→ What the task asks: Go through the listing beneath this task and return every line that carries the string "mozzarella".

───── Given entries ─────

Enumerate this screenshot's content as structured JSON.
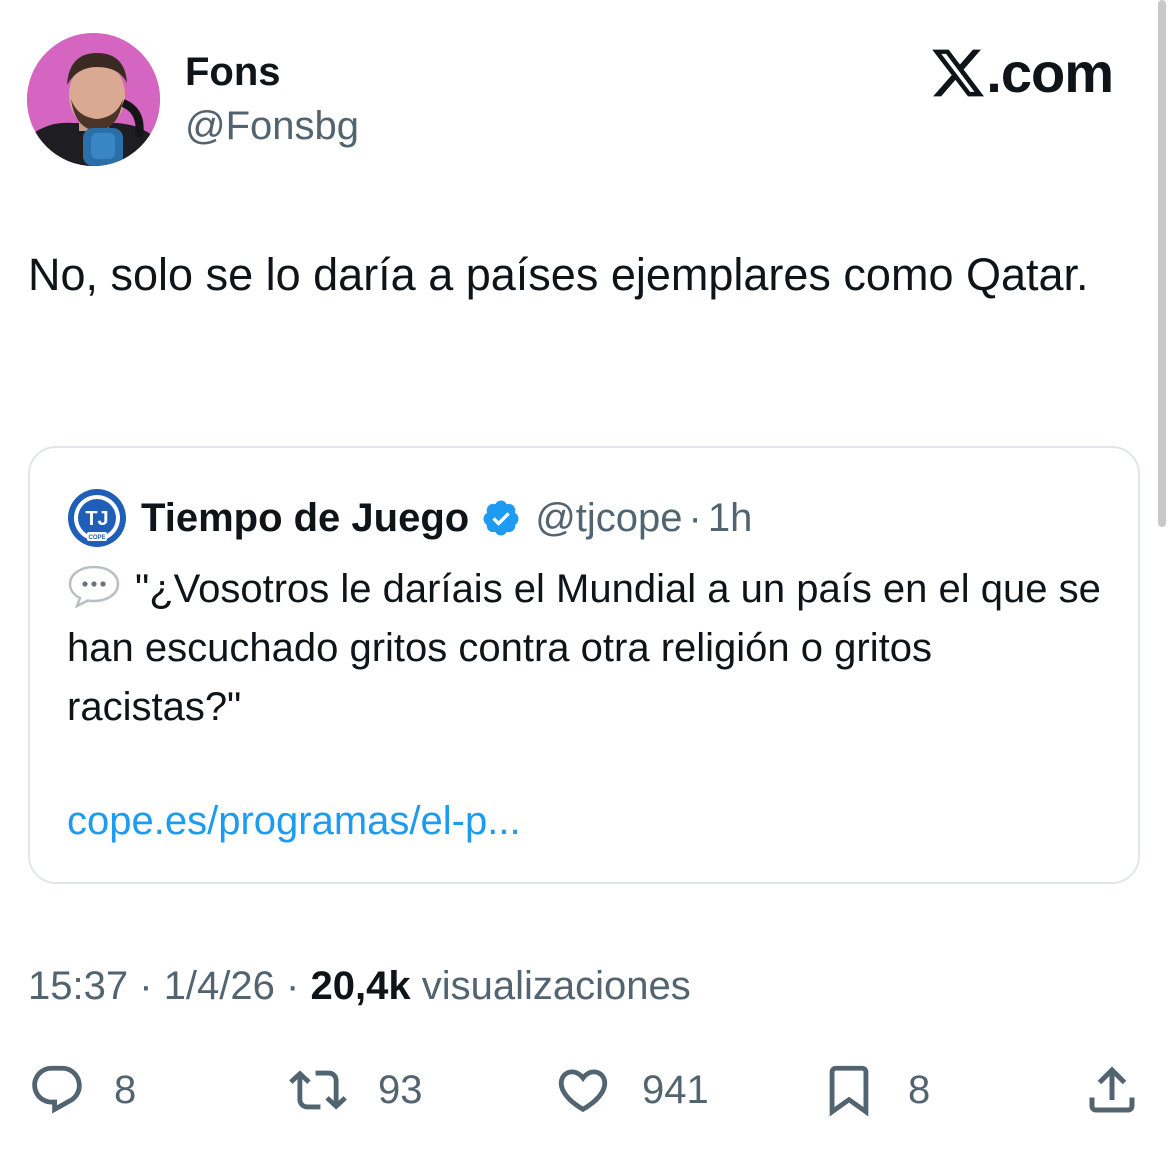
{
  "author": {
    "display_name": "Fons",
    "handle": "@Fonsbg"
  },
  "brand": {
    "label": ".com",
    "icon": "x-logo-icon"
  },
  "tweet": {
    "text": "No, solo se lo daría a países ejemplares como Qatar."
  },
  "quote": {
    "display_name": "Tiempo de Juego",
    "handle": "@tjcope",
    "separator": "·",
    "time": "1h",
    "text": "\"¿Vosotros le daríais el Mundial a un país en el que se han escuchado gritos contra otra religión o gritos racistas?\"",
    "link": "cope.es/programas/el-p...",
    "avatar_logo_text": "TJ",
    "avatar_logo_sub": "COPE"
  },
  "meta": {
    "time": "15:37",
    "separator": "·",
    "date": "1/4/26",
    "views_count": "20,4k",
    "views_label": "visualizaciones"
  },
  "actions": {
    "replies": "8",
    "reposts": "93",
    "likes": "941",
    "bookmarks": "8"
  },
  "colors": {
    "text": "#0f1419",
    "secondary": "#536471",
    "link": "#1d9bf0",
    "verified": "#1d9bf0",
    "border": "#e1e6ea"
  }
}
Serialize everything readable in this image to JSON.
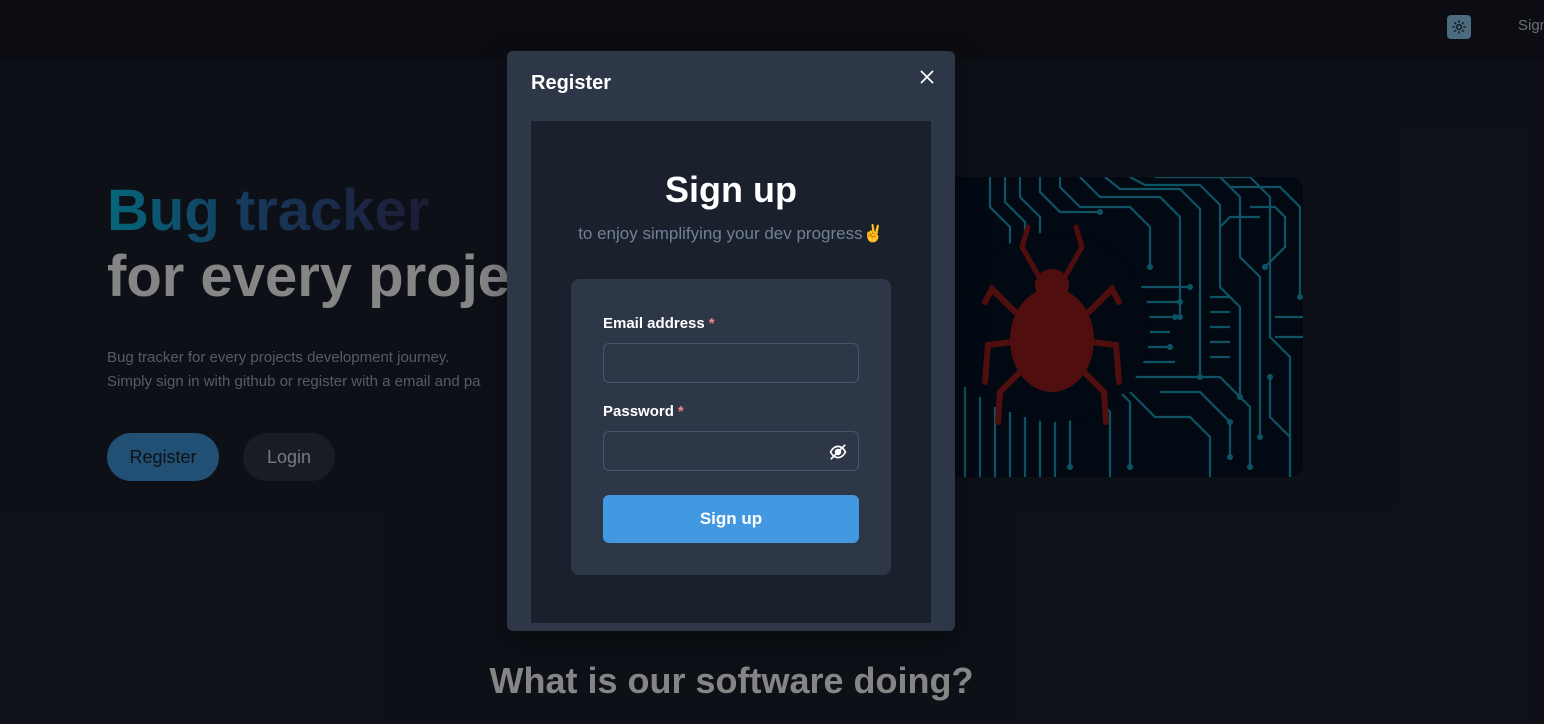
{
  "navbar": {
    "theme_toggle_icon": "sun-icon",
    "signin_label": "Sign"
  },
  "hero": {
    "title_line1": "Bug tracker",
    "title_line2": "for every proje",
    "description_line1": "Bug tracker for every projects development journey.",
    "description_line2": "Simply sign in with github or register with a email and pa",
    "register_label": "Register",
    "login_label": "Login",
    "image_icon": "bug-circuit-illustration"
  },
  "section": {
    "heading": "What is our software doing?"
  },
  "modal": {
    "title": "Register",
    "close_icon": "close-icon",
    "heading": "Sign up",
    "subtitle": "to enjoy simplifying your dev progress✌️",
    "form": {
      "email_label": "Email address",
      "email_value": "",
      "password_label": "Password",
      "password_value": "",
      "required_marker": "*",
      "eye_icon": "eye-off-icon",
      "submit_label": "Sign up"
    }
  },
  "colors": {
    "accent": "#4299e1",
    "modal_bg": "#2d3748",
    "page_bg": "#1a202c",
    "required": "#fc8181"
  }
}
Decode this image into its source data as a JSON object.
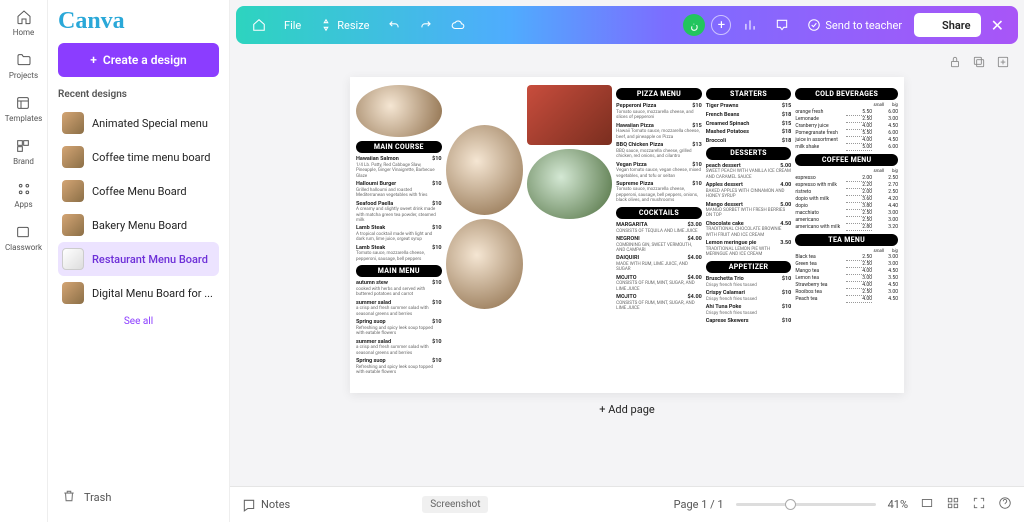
{
  "rail": {
    "items": [
      {
        "label": "Home"
      },
      {
        "label": "Projects"
      },
      {
        "label": "Templates"
      },
      {
        "label": "Brand"
      },
      {
        "label": "Apps"
      },
      {
        "label": "Classwork"
      }
    ]
  },
  "sidebar": {
    "logo": "Canva",
    "create_label": "Create a design",
    "recent_title": "Recent designs",
    "recent": [
      {
        "label": "Animated Special menu"
      },
      {
        "label": "Coffee time menu board"
      },
      {
        "label": "Coffee Menu Board"
      },
      {
        "label": "Bakery Menu Board"
      },
      {
        "label": "Restaurant Menu Board",
        "active": true
      },
      {
        "label": "Digital Menu Board for ..."
      }
    ],
    "see_all": "See all",
    "trash": "Trash"
  },
  "topbar": {
    "file": "File",
    "resize": "Resize",
    "avatar_initial": "ن",
    "send": "Send to teacher",
    "share": "Share"
  },
  "bottombar": {
    "notes": "Notes",
    "screenshot": "Screenshot",
    "page": "Page 1 / 1",
    "zoom": "41%"
  },
  "add_page": "+ Add page",
  "menu": {
    "col1": {
      "head1": "MAIN COURSE",
      "items1": [
        {
          "n": "Hawaiian Salmon",
          "p": "$10",
          "d": "1/4 Lb. Patty, Red Cabbage Slaw, Pineapple, Ginger Vinaigrette, Barbecue Glaze"
        },
        {
          "n": "Halloumi Burger",
          "p": "$10",
          "d": "Grilled halloumi and roasted Mediterranean vegetables with fries"
        },
        {
          "n": "Seafood Paella",
          "p": "$10",
          "d": "A creamy and slightly sweet drink made with matcha green tea powder, steamed milk"
        },
        {
          "n": "Lamb Steak",
          "p": "$10",
          "d": "A tropical cocktail made with light and dark rum, lime juice, orgeat syrup"
        },
        {
          "n": "Lamb Steak",
          "p": "$10",
          "d": "Tomato sauce, mozzarella cheese, pepperoni, sausage, bell peppers"
        }
      ],
      "head2": "MAIN MENU",
      "items2": [
        {
          "n": "autumn stew",
          "p": "$10",
          "d": "cooked with herbs and served with buttered potatoes and carrot"
        },
        {
          "n": "summer salad",
          "p": "$10",
          "d": "a crisp and fresh summer salad with seasonal greens and berries"
        },
        {
          "n": "Spring suop",
          "p": "$10",
          "d": "Refreshing and spicy leek soup topped with eatable flowers"
        },
        {
          "n": "summer salad",
          "p": "$10",
          "d": "a crisp and fresh summer salad with seasonal greens and berries"
        },
        {
          "n": "Spring suop",
          "p": "$10",
          "d": "Refreshing and spicy leek soup topped with eatable flowers"
        }
      ]
    },
    "col2": {
      "head1": "PIZZA MENU",
      "items1": [
        {
          "n": "Pepperoni Pizza",
          "p": "$10",
          "d": "Tomato sauce, mozzarella cheese, and slices of pepperoni"
        },
        {
          "n": "Hawaiian Pizza",
          "p": "$15",
          "d": "Hawaii Tomato sauce, mozzarella cheese, beef, and pineapple on Pizza"
        },
        {
          "n": "BBQ Chicken Pizza",
          "p": "$13",
          "d": "BBQ sauce, mozzarella cheese, grilled chicken, red onions, and cilantro"
        },
        {
          "n": "Vegan Pizza",
          "p": "$10",
          "d": "Vegan tomato sauce, vegan cheese, mixed vegetables, and tofu or seitan"
        },
        {
          "n": "Supreme Pizza",
          "p": "$10",
          "d": "Tomato sauce, mozzarella cheese, pepperoni, sausage, bell peppers, onions, black olives, and mushrooms"
        }
      ],
      "head2": "COCKTAILS",
      "items2": [
        {
          "n": "MARGARITA",
          "p": "$3.00",
          "d": "CONSISTS OF TEQUILA AND LIME JUICE"
        },
        {
          "n": "NEGRONI",
          "p": "$4.00",
          "d": "COMBINING GIN, SWEET VERMOUTH, AND CAMPARI"
        },
        {
          "n": "DAIQUIRI",
          "p": "$4.00",
          "d": "MADE WITH RUM, LIME JUICE, AND SUGAR"
        },
        {
          "n": "MOJITO",
          "p": "$4.00",
          "d": "CONSISTS OF RUM, MINT, SUGAR, AND LIME JUICE"
        },
        {
          "n": "MOJITO",
          "p": "$4.00",
          "d": "CONSISTS OF RUM, MINT, SUGAR, AND LIME JUICE"
        }
      ]
    },
    "col3": {
      "head1": "STARTERS",
      "items1": [
        {
          "n": "Tiger Prawns",
          "p": "$15"
        },
        {
          "n": "French Beans",
          "p": "$18"
        },
        {
          "n": "Creamed Spinach",
          "p": "$15"
        },
        {
          "n": "Mashed Potatoes",
          "p": "$18"
        },
        {
          "n": "Broccoli",
          "p": "$18"
        }
      ],
      "head2": "DESSERTS",
      "items2": [
        {
          "n": "peach dessert",
          "p": "5.00",
          "d": "SWEET PEACH WITH VANILLA ICE CREAM AND CARAMEL SAUCE"
        },
        {
          "n": "Apples dessert",
          "p": "4.00",
          "d": "BAKED APPLES WITH CINNAMON AND HONEY SYRUP"
        },
        {
          "n": "Mango dessert",
          "p": "5.00",
          "d": "MANGO SORBET WITH FRESH BERRIES ON TOP"
        },
        {
          "n": "Chocolate cake",
          "p": "4.50",
          "d": "TRADITIONAL CHOCOLATE BROWNIE WITH FRUIT AND ICE CREAM"
        },
        {
          "n": "Lemon meringue pie",
          "p": "3.50",
          "d": "TRADITIONAL LEMON PIE WITH MERINGUE AND ICE CREAM"
        }
      ],
      "head3": "APPETIZER",
      "items3": [
        {
          "n": "Bruschetta Trio",
          "p": "$10",
          "d": "Crispy french fries tossed"
        },
        {
          "n": "Crispy Calamari",
          "p": "$10",
          "d": "Crispy french fries tossed"
        },
        {
          "n": "Ahi Tuna Poke",
          "p": "$10",
          "d": "Crispy french fries tossed"
        },
        {
          "n": "Caprese Skewers",
          "p": "$10"
        }
      ]
    },
    "col4": {
      "head1": "COLD BEVERAGES",
      "sb_head": {
        "a": "small",
        "b": "big"
      },
      "items1": [
        {
          "n": "orange fresh",
          "a": "5.50",
          "b": "6.00"
        },
        {
          "n": "Lemonade",
          "a": "2.50",
          "b": "3.00"
        },
        {
          "n": "Cranberry juice",
          "a": "4.00",
          "b": "4.50"
        },
        {
          "n": "Pomegranate fresh",
          "a": "5.50",
          "b": "6.00"
        },
        {
          "n": "juice in assortment",
          "a": "4.00",
          "b": "4.50"
        },
        {
          "n": "milk shake",
          "a": "5.00",
          "b": "6.00"
        }
      ],
      "head2": "COFFEE MENU",
      "items2": [
        {
          "n": "espresso",
          "a": "2.00",
          "b": "2.50"
        },
        {
          "n": "espresso with milk",
          "a": "2.20",
          "b": "2.70"
        },
        {
          "n": "ristreto",
          "a": "2.00",
          "b": "2.50"
        },
        {
          "n": "dopio with milk",
          "a": "3.60",
          "b": "4.20"
        },
        {
          "n": "dopio",
          "a": "3.80",
          "b": "4.40"
        },
        {
          "n": "macchiato",
          "a": "2.50",
          "b": "3.00"
        },
        {
          "n": "americano",
          "a": "2.50",
          "b": "3.00"
        },
        {
          "n": "americano  with milk",
          "a": "2.80",
          "b": "3.20"
        }
      ],
      "head3": "TEA MENU",
      "items3": [
        {
          "n": "Black tea",
          "a": "2.50",
          "b": "3.00"
        },
        {
          "n": "Green tea",
          "a": "2.50",
          "b": "3.00"
        },
        {
          "n": "Mango tea",
          "a": "4.00",
          "b": "4.50"
        },
        {
          "n": "Lemon tea",
          "a": "3.00",
          "b": "3.50"
        },
        {
          "n": "Strawberry tea",
          "a": "4.00",
          "b": "4.50"
        },
        {
          "n": "Rooibos tea",
          "a": "2.50",
          "b": "3.00"
        },
        {
          "n": "Peach tea",
          "a": "4.00",
          "b": "4.50"
        }
      ]
    }
  }
}
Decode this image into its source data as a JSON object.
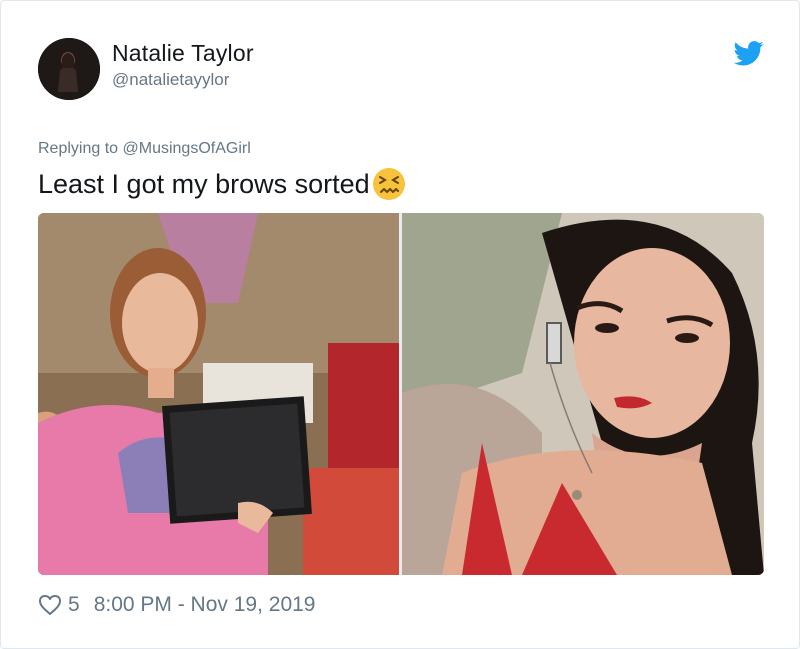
{
  "author": {
    "name": "Natalie Taylor",
    "handle": "@natalietayylor"
  },
  "reply": {
    "prefix": "Replying to ",
    "mention": "@MusingsOfAGirl"
  },
  "tweet": {
    "text": "Least I got my brows sorted",
    "emoji": "confounded-face-emoji"
  },
  "footer": {
    "likes": "5",
    "timestamp": "8:00 PM - Nov 19, 2019"
  },
  "colors": {
    "text": "#14171a",
    "secondary": "#657786",
    "twitter_blue": "#1da1f2",
    "emoji_yellow": "#f7c23c"
  },
  "icons": [
    "twitter-bird-icon",
    "heart-icon"
  ]
}
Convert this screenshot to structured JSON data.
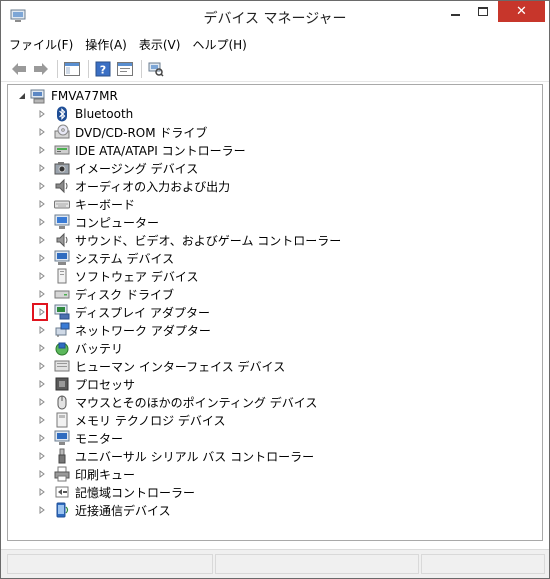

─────

→ Output of the exercise:
          "d": "Tomato sauce, mozzarella cheese, pepperoni, sausage, bell peppers"
          "d": "Tomato sauce, mozzarella cheese, and slices of pepperoni"
          "d": "Hawaii Tomato sauce, mozzarella cheese, beef, and pineapple on Pizza"
          "d": "BBQ sauce, mozzarella cheese, grilled chicken, red onions, and cilantro"
          "d": "Tomato sauce, mozzarella cheese, pepperoni, sausage, bell peppers, onions, black olives, and mushrooms"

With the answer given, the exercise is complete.